### Exercise inputs ###

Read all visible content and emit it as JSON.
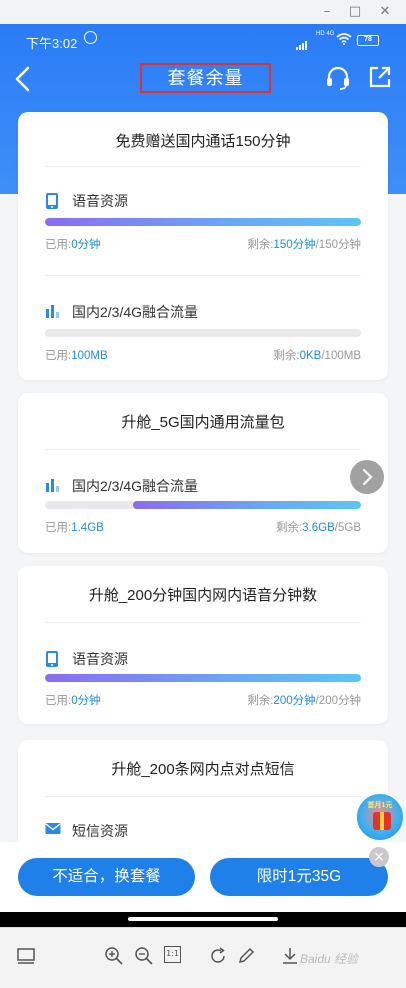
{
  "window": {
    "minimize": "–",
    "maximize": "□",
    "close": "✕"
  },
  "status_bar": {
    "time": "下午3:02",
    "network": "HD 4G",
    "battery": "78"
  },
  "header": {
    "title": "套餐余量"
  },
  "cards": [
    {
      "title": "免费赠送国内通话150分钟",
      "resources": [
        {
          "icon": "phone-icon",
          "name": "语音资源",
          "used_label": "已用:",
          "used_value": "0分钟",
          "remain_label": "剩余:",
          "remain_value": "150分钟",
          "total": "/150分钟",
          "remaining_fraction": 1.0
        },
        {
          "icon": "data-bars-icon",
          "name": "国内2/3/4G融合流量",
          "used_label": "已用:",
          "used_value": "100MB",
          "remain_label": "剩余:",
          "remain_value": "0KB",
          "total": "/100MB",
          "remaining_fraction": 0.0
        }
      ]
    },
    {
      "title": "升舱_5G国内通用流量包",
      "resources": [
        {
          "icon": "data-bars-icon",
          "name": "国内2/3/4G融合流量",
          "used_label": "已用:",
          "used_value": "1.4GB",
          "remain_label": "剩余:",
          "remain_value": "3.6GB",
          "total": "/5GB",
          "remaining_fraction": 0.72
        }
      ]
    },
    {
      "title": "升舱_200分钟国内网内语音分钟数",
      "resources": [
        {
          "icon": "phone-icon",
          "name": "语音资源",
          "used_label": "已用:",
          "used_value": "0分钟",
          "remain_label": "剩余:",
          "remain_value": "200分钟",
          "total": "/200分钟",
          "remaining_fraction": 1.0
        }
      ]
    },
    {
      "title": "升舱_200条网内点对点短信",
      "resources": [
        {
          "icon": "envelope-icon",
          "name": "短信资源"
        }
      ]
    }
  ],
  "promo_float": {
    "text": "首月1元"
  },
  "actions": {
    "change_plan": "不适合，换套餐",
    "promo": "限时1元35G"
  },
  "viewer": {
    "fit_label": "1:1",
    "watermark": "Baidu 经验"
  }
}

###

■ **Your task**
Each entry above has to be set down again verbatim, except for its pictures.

■ **The answer**
Read all visible content and emit it as JSON.
{
  "window": {
    "minimize": "–",
    "maximize": "□",
    "close": "✕"
  },
  "status_bar": {
    "time": "下午3:02",
    "network": "HD 4G",
    "battery": "78"
  },
  "header": {
    "title": "套餐余量"
  },
  "cards": [
    {
      "title": "免费赠送国内通话150分钟",
      "resources": [
        {
          "icon": "phone-icon",
          "name": "语音资源",
          "used_label": "已用:",
          "used_value": "0分钟",
          "remain_label": "剩余:",
          "remain_value": "150分钟",
          "total": "/150分钟",
          "remaining_fraction": 1.0
        },
        {
          "icon": "data-bars-icon",
          "name": "国内2/3/4G融合流量",
          "used_label": "已用:",
          "used_value": "100MB",
          "remain_label": "剩余:",
          "remain_value": "0KB",
          "total": "/100MB",
          "remaining_fraction": 0.0
        }
      ]
    },
    {
      "title": "升舱_5G国内通用流量包",
      "resources": [
        {
          "icon": "data-bars-icon",
          "name": "国内2/3/4G融合流量",
          "used_label": "已用:",
          "used_value": "1.4GB",
          "remain_label": "剩余:",
          "remain_value": "3.6GB",
          "total": "/5GB",
          "remaining_fraction": 0.72
        }
      ]
    },
    {
      "title": "升舱_200分钟国内网内语音分钟数",
      "resources": [
        {
          "icon": "phone-icon",
          "name": "语音资源",
          "used_label": "已用:",
          "used_value": "0分钟",
          "remain_label": "剩余:",
          "remain_value": "200分钟",
          "total": "/200分钟",
          "remaining_fraction": 1.0
        }
      ]
    },
    {
      "title": "升舱_200条网内点对点短信",
      "resources": [
        {
          "icon": "envelope-icon",
          "name": "短信资源"
        }
      ]
    }
  ],
  "promo_float": {
    "text": "首月1元"
  },
  "actions": {
    "change_plan": "不适合，换套餐",
    "promo": "限时1元35G"
  },
  "viewer": {
    "fit_label": "1:1",
    "watermark": "Baidu 经验"
  }
}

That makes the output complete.